▶ [Data to examine]:

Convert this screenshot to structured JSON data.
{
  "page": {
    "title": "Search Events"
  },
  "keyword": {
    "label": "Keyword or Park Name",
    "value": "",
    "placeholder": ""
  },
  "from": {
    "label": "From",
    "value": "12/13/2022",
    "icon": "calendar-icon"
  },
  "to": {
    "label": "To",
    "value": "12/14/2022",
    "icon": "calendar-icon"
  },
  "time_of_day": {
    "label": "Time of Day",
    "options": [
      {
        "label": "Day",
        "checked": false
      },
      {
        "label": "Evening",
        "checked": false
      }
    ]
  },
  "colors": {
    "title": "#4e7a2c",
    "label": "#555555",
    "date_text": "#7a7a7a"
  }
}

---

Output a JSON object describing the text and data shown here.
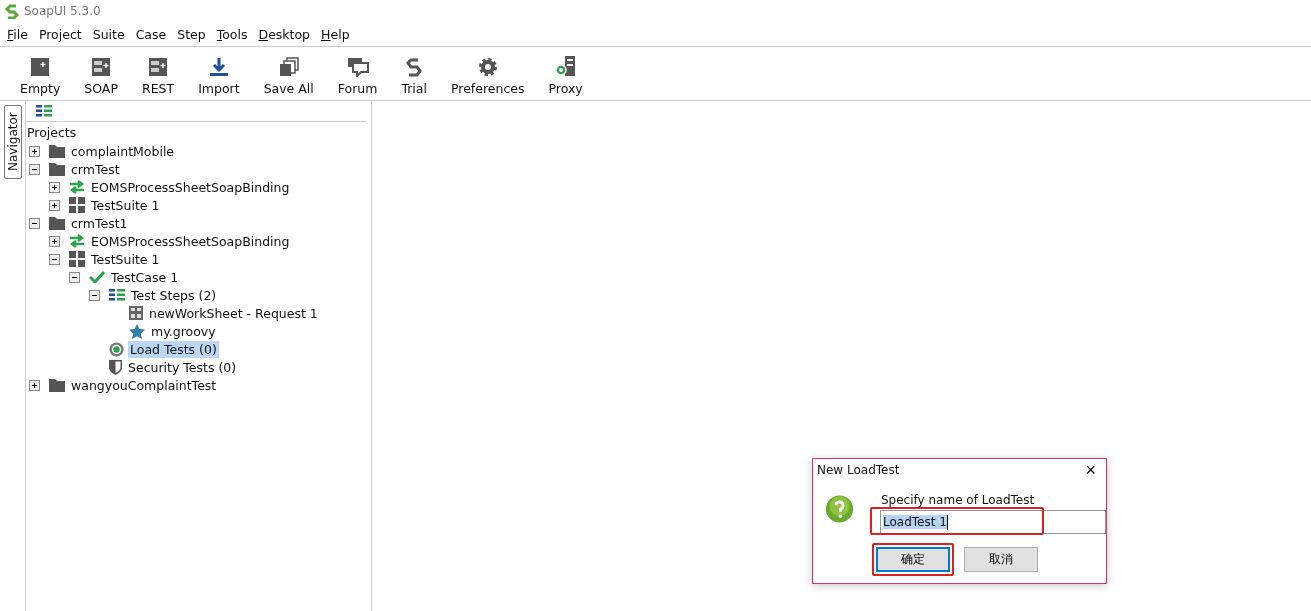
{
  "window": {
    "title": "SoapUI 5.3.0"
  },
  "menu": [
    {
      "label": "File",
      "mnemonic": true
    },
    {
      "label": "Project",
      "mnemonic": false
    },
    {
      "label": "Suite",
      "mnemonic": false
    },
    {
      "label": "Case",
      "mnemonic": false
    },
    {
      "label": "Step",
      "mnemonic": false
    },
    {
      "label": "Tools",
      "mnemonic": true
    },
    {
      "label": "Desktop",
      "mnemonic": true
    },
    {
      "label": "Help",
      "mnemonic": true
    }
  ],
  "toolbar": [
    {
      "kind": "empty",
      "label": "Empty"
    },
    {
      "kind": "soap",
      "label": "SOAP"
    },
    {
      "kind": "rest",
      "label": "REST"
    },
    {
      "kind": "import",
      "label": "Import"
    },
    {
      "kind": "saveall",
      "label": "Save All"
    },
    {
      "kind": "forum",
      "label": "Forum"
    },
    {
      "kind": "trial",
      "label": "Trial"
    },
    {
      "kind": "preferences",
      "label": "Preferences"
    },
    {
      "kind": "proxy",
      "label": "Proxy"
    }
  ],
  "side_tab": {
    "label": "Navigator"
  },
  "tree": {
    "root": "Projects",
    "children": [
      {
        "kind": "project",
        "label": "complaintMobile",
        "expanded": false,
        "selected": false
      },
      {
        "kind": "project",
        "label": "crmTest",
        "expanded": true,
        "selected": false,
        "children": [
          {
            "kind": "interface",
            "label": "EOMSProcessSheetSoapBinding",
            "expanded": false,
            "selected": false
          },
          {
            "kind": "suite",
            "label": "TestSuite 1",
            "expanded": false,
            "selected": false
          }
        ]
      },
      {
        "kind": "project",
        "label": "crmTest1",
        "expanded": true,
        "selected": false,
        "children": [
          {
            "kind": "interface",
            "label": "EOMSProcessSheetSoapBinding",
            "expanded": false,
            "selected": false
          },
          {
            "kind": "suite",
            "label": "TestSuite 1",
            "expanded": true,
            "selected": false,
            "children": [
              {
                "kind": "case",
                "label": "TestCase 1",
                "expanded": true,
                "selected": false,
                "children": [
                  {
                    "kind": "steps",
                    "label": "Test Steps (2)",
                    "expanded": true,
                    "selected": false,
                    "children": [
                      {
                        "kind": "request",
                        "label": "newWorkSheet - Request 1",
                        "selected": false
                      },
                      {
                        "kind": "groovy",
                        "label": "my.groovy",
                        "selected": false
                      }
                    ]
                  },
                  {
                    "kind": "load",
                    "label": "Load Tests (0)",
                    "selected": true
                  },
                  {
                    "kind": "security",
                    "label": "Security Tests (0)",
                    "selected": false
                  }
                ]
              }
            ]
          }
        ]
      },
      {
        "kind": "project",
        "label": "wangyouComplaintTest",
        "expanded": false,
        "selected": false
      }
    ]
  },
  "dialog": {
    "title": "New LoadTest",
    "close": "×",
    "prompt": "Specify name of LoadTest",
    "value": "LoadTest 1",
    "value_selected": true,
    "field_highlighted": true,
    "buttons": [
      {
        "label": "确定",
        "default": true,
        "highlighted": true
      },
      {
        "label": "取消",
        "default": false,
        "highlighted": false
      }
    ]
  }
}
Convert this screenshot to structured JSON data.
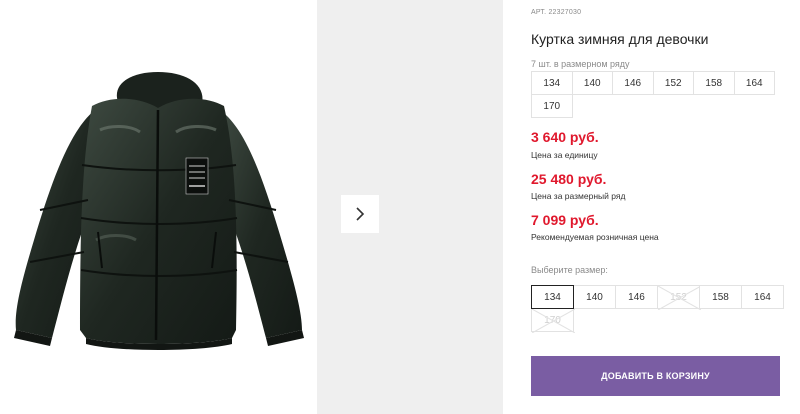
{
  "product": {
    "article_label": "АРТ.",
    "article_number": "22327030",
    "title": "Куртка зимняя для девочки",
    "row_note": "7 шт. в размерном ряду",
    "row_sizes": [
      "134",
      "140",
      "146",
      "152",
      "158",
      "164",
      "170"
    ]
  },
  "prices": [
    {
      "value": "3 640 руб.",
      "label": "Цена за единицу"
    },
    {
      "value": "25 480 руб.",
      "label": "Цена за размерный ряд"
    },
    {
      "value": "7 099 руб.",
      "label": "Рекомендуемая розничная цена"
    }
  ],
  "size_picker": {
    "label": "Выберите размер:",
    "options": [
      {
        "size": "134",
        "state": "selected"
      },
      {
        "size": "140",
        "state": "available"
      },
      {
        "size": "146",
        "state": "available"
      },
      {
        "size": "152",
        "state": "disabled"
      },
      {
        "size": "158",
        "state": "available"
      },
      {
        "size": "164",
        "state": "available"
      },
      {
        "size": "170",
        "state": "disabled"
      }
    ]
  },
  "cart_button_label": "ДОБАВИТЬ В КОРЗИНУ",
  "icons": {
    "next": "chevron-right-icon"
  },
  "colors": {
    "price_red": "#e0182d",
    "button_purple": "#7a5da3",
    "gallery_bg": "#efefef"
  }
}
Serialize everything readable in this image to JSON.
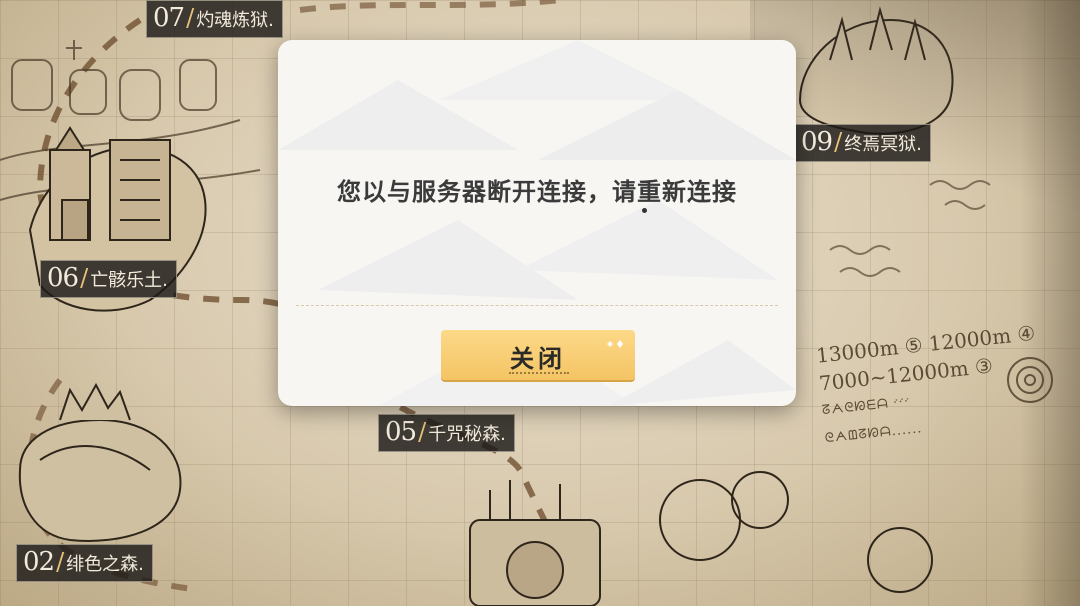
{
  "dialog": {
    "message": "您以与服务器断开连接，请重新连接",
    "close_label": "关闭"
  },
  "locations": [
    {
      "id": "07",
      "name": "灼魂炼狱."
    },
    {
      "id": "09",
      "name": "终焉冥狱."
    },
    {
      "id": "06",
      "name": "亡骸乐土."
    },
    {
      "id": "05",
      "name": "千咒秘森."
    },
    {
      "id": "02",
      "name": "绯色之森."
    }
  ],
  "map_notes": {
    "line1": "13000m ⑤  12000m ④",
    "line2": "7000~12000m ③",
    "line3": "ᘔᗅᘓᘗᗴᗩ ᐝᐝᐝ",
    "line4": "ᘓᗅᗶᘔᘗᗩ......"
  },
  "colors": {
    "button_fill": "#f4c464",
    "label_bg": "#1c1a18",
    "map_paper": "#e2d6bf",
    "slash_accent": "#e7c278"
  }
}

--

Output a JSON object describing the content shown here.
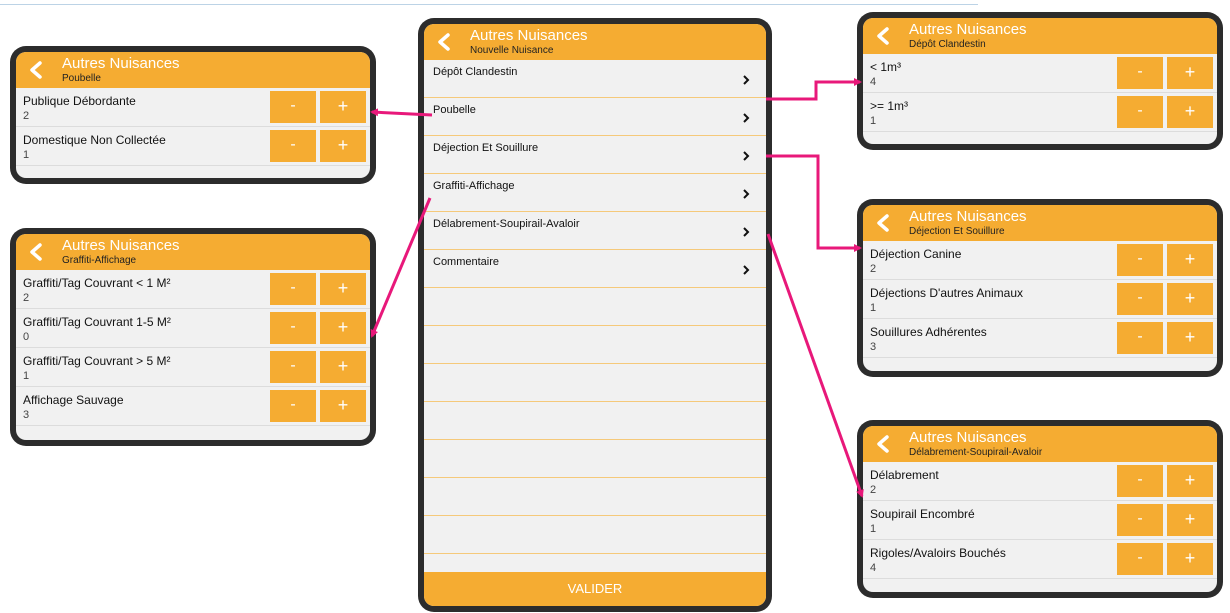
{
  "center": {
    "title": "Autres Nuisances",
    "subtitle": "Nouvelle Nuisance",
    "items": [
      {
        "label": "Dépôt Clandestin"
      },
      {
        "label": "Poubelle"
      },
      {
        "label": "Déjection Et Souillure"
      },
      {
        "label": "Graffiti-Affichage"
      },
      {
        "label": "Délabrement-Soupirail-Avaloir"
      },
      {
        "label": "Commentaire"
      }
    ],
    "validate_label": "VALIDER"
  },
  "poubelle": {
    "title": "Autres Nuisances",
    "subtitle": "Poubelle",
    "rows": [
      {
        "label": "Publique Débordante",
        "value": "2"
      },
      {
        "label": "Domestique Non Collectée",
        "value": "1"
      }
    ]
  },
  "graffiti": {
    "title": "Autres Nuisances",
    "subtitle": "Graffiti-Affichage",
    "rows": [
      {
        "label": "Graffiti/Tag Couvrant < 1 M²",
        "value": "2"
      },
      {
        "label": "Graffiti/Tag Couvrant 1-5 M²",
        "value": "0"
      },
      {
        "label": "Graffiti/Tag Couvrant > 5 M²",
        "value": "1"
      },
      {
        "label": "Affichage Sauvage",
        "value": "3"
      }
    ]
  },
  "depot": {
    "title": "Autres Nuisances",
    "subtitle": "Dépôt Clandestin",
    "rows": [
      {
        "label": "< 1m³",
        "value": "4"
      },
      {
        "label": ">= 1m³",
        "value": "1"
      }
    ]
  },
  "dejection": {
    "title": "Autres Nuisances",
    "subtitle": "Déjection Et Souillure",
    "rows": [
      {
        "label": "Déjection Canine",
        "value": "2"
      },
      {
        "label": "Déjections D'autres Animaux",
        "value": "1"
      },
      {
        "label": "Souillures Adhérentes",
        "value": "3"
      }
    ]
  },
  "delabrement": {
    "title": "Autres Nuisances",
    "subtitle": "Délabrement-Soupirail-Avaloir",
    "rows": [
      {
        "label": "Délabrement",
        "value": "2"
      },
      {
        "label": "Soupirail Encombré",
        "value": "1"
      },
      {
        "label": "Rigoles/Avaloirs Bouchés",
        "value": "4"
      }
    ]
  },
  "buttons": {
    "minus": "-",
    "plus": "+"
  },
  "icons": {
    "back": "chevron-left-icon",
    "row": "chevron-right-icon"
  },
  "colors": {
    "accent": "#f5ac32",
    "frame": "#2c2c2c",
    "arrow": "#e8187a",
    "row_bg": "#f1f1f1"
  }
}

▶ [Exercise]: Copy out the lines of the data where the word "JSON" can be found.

▶ [Task result]:
Convert this screenshot to structured JSON data.
Output a JSON object describing the text and data shown here.
Convert this screenshot to structured JSON data.
Serialize everything readable in this image to JSON.
Output a JSON object describing the content shown here.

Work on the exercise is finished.